The problem: Each line from the one containing "What's the underlying" through the final line of the records is to be repeated exactly, with no additions.

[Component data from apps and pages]
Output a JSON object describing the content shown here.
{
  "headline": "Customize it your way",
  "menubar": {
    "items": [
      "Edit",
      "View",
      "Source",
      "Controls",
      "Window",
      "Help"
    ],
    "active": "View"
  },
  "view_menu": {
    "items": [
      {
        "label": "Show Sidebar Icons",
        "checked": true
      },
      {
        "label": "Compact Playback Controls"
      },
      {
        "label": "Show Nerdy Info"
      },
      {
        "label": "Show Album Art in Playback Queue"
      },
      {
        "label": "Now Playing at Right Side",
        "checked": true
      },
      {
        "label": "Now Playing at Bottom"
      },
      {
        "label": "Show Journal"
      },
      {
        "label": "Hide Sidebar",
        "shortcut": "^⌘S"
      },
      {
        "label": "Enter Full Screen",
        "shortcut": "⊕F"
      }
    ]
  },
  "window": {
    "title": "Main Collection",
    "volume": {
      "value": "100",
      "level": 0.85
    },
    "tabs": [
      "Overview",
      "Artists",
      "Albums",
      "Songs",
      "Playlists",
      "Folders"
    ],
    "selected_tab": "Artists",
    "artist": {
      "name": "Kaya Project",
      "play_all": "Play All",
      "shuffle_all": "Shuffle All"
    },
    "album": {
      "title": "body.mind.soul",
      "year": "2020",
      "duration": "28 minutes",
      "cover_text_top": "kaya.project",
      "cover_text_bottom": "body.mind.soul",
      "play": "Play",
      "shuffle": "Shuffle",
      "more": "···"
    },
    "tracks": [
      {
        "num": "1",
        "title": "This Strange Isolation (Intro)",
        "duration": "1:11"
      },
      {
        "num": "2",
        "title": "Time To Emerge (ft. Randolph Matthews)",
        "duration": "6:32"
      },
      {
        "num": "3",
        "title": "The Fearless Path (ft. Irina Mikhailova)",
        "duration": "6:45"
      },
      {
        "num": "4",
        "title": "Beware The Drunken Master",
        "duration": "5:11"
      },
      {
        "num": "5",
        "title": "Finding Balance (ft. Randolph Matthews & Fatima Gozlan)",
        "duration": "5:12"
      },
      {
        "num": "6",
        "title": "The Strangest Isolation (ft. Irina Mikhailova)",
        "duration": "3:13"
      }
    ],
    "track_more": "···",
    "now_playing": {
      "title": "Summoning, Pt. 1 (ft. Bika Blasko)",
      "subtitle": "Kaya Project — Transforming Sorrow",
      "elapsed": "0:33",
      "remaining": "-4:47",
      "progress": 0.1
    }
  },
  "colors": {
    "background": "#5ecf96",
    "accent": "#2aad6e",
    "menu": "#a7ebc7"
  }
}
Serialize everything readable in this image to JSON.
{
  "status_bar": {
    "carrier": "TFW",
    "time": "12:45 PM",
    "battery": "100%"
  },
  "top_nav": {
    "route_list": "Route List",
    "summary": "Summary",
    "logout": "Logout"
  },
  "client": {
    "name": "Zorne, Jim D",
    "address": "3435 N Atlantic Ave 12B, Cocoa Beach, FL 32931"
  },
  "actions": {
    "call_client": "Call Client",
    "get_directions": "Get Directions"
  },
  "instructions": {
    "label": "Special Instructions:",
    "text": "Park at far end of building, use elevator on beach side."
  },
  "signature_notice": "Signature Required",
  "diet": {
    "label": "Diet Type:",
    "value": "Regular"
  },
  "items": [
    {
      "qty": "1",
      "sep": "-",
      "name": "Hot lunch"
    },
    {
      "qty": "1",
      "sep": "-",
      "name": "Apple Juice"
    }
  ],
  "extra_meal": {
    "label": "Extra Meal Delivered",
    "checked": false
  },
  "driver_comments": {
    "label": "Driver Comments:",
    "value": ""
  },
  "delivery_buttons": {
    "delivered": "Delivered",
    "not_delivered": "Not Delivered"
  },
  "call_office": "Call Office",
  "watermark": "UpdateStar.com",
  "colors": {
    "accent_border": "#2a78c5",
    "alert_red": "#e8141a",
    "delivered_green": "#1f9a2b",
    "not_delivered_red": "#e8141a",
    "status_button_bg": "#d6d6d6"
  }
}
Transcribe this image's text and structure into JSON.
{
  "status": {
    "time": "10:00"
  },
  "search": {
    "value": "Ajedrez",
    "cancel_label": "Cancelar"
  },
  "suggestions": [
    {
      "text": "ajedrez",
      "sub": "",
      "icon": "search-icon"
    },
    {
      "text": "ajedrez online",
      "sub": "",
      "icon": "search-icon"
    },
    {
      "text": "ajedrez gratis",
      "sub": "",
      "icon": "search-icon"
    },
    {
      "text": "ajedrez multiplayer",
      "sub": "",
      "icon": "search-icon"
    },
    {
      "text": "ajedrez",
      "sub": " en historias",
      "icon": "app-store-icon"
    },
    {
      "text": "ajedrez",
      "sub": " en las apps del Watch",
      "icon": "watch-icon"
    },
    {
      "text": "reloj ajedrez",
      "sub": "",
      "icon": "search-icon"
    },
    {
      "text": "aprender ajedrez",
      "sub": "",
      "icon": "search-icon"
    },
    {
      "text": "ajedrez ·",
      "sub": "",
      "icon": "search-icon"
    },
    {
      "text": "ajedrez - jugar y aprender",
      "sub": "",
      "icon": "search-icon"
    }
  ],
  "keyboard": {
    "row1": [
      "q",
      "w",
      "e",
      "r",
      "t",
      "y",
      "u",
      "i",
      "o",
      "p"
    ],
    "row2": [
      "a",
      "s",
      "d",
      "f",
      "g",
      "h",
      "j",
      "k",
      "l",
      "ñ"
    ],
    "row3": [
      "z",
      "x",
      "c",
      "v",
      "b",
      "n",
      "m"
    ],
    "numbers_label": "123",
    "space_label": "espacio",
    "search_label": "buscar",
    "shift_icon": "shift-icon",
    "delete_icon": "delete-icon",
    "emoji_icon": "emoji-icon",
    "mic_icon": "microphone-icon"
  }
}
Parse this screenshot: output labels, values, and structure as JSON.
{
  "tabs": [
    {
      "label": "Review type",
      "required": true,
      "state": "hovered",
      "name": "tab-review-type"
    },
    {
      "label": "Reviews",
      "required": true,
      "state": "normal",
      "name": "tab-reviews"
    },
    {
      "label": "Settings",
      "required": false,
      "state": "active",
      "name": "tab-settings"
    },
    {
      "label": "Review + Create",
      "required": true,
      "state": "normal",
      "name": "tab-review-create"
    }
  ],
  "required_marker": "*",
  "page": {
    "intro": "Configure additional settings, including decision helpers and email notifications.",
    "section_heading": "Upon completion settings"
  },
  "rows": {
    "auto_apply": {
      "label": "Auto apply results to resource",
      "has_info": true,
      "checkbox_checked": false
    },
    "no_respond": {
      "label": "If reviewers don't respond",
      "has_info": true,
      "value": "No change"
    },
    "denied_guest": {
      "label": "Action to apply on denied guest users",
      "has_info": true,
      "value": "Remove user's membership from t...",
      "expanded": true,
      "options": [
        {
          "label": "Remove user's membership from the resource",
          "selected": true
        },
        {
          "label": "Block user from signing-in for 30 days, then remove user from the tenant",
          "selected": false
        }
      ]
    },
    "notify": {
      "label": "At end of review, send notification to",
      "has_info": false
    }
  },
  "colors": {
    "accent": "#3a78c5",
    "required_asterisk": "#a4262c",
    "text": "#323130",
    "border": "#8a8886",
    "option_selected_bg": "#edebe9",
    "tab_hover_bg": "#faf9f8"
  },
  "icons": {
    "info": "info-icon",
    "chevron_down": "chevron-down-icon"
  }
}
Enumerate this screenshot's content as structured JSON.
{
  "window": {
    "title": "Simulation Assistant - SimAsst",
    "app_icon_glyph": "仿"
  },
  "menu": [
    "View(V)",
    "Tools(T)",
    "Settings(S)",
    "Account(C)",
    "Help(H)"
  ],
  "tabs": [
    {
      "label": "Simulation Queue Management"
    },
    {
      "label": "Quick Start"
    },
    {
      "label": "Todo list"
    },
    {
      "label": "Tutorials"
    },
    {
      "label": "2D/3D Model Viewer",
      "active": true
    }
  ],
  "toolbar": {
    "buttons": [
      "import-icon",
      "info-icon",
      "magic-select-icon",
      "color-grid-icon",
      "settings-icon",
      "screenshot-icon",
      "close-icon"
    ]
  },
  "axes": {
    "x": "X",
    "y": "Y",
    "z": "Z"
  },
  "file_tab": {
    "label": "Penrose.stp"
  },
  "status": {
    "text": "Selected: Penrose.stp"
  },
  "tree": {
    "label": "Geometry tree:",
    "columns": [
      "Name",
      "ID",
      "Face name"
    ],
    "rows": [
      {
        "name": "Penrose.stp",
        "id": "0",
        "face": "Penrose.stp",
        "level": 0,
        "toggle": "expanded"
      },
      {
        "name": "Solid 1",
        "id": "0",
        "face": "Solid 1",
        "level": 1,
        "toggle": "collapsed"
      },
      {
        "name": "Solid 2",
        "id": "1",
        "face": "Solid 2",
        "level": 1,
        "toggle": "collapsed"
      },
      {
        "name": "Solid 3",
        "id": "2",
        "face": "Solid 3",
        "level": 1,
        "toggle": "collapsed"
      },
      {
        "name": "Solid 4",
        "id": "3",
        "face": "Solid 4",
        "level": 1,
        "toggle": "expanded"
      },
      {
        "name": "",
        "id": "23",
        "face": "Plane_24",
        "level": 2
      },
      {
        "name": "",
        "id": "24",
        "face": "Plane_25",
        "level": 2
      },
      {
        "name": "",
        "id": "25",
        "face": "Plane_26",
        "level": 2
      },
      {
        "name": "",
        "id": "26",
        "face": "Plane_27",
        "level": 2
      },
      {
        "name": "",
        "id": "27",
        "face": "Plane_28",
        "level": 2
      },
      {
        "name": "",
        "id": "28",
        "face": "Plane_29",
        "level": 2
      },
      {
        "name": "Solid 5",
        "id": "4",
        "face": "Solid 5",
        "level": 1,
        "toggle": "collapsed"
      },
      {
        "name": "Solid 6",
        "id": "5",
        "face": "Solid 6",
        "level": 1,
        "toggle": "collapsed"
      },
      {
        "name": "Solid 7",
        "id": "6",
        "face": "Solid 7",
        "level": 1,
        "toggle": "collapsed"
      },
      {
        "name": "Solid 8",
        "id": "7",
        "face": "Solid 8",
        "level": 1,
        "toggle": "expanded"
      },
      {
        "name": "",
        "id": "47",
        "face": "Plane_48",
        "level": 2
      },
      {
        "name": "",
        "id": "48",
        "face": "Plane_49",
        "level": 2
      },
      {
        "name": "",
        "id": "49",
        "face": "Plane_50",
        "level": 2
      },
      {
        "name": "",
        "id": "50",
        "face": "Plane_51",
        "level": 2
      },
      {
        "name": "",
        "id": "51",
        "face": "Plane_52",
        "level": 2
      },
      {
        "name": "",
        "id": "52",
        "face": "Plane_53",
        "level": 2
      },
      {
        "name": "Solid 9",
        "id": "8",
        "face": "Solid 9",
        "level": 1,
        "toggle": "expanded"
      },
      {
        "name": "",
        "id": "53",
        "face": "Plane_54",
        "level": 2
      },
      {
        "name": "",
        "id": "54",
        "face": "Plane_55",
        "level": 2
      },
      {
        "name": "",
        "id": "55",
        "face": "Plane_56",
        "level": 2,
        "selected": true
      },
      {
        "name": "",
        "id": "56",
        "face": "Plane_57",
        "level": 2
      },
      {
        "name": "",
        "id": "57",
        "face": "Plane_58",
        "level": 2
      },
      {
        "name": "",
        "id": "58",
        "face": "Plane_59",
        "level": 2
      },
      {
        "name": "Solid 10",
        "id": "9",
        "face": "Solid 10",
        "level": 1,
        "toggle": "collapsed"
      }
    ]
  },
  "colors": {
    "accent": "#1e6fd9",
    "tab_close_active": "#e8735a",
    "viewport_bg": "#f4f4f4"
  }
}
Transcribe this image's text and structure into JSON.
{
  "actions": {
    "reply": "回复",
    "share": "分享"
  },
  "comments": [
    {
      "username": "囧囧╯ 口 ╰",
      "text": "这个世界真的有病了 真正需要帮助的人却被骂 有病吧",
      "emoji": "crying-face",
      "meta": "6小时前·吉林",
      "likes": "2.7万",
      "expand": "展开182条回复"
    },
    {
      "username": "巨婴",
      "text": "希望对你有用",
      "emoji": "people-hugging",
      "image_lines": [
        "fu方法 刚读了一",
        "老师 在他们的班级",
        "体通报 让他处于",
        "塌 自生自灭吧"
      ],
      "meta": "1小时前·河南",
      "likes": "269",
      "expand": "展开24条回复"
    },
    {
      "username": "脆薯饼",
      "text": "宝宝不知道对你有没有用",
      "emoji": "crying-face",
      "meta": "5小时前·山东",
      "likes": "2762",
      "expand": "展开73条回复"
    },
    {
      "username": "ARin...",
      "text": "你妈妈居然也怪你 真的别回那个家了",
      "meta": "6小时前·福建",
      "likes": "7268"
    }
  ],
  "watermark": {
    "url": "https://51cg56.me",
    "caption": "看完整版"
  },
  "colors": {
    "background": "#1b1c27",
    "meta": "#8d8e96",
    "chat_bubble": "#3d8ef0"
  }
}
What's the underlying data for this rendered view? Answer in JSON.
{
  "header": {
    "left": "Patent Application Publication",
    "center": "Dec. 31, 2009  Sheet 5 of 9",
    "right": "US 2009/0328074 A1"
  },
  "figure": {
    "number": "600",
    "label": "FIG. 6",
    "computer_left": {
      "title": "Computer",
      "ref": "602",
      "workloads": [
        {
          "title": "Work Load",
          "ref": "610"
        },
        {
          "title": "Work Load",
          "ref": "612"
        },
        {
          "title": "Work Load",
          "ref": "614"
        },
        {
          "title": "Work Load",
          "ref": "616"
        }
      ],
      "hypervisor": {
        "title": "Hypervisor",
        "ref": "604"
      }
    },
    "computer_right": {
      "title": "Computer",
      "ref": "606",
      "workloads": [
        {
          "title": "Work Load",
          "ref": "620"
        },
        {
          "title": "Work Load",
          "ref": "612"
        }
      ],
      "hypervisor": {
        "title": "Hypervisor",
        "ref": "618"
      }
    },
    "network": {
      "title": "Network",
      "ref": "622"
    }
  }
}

Your response:
What's the underlying data for this rendered view? Answer in JSON.
{
  "header": {
    "left": "Patent Application Publication",
    "center": "Dec. 31, 2009  Sheet 5 of 9",
    "right": "US 2009/0328074 A1"
  },
  "figure": {
    "number": "600",
    "label": "FIG. 6",
    "computer_left": {
      "title": "Computer",
      "ref": "602",
      "workloads": [
        {
          "title": "Work Load",
          "ref": "610"
        },
        {
          "title": "Work Load",
          "ref": "612"
        },
        {
          "title": "Work Load",
          "ref": "614"
        },
        {
          "title": "Work Load",
          "ref": "616"
        }
      ],
      "hypervisor": {
        "title": "Hypervisor",
        "ref": "604"
      }
    },
    "computer_right": {
      "title": "Computer",
      "ref": "606",
      "workloads": [
        {
          "title": "Work Load",
          "ref": "620"
        },
        {
          "title": "Work Load",
          "ref": "612"
        }
      ],
      "hypervisor": {
        "title": "Hypervisor",
        "ref": "618"
      }
    },
    "network": {
      "title": "Network",
      "ref": "622"
    }
  }
}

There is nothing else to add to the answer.